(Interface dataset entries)
⁂
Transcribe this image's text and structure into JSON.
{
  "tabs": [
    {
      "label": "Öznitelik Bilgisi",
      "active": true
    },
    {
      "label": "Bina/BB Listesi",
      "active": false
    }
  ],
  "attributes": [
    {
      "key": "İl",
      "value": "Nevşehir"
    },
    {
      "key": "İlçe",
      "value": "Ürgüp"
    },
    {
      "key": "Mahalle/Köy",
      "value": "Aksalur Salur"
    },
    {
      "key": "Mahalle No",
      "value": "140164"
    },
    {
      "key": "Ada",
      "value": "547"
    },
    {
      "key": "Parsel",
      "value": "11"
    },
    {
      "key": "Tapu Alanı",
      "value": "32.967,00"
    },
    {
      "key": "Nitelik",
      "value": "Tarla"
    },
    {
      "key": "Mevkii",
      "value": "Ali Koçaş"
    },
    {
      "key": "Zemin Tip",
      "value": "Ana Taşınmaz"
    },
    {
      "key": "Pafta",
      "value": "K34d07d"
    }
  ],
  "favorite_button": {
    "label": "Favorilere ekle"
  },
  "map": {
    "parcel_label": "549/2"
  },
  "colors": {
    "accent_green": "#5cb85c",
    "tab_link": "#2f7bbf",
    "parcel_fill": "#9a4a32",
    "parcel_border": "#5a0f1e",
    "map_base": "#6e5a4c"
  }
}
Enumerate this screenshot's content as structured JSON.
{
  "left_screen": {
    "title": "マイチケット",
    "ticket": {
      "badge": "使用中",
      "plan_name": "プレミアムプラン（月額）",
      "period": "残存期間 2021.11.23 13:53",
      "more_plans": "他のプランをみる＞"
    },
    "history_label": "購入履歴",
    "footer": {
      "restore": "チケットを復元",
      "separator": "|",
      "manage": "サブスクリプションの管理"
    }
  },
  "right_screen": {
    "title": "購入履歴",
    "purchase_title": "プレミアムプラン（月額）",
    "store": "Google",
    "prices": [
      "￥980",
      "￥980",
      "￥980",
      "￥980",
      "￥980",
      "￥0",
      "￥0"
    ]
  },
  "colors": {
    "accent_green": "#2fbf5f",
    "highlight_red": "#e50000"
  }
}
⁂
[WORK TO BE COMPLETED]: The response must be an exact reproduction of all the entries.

[WRITTEN RESPONSE]:
Transcribe this image's text and structure into JSON.
{
  "tabs": [
    {
      "label": "Öznitelik Bilgisi",
      "active": true
    },
    {
      "label": "Bina/BB Listesi",
      "active": false
    }
  ],
  "attributes": [
    {
      "key": "İl",
      "value": "Nevşehir"
    },
    {
      "key": "İlçe",
      "value": "Ürgüp"
    },
    {
      "key": "Mahalle/Köy",
      "value": "Aksalur Salur"
    },
    {
      "key": "Mahalle No",
      "value": "140164"
    },
    {
      "key": "Ada",
      "value": "547"
    },
    {
      "key": "Parsel",
      "value": "11"
    },
    {
      "key": "Tapu Alanı",
      "value": "32.967,00"
    },
    {
      "key": "Nitelik",
      "value": "Tarla"
    },
    {
      "key": "Mevkii",
      "value": "Ali Koçaş"
    },
    {
      "key": "Zemin Tip",
      "value": "Ana Taşınmaz"
    },
    {
      "key": "Pafta",
      "value": "K34d07d"
    }
  ],
  "favorite_button": {
    "label": "Favorilere ekle"
  },
  "map": {
    "parcel_label": "549/2"
  },
  "colors": {
    "accent_green": "#5cb85c",
    "tab_link": "#2f7bbf",
    "parcel_fill": "#9a4a32",
    "parcel_border": "#5a0f1e",
    "map_base": "#6e5a4c"
  }
}
Enumerate this screenshot's content as structured JSON.
{
  "left_screen": {
    "title": "マイチケット",
    "ticket": {
      "badge": "使用中",
      "plan_name": "プレミアムプラン（月額）",
      "period": "残存期間 2021.11.23 13:53",
      "more_plans": "他のプランをみる＞"
    },
    "history_label": "購入履歴",
    "footer": {
      "restore": "チケットを復元",
      "separator": "|",
      "manage": "サブスクリプションの管理"
    }
  },
  "right_screen": {
    "title": "購入履歴",
    "purchase_title": "プレミアムプラン（月額）",
    "store": "Google",
    "prices": [
      "￥980",
      "￥980",
      "￥980",
      "￥980",
      "￥980",
      "￥0",
      "￥0"
    ]
  },
  "colors": {
    "accent_green": "#2fbf5f",
    "highlight_red": "#e50000"
  }
}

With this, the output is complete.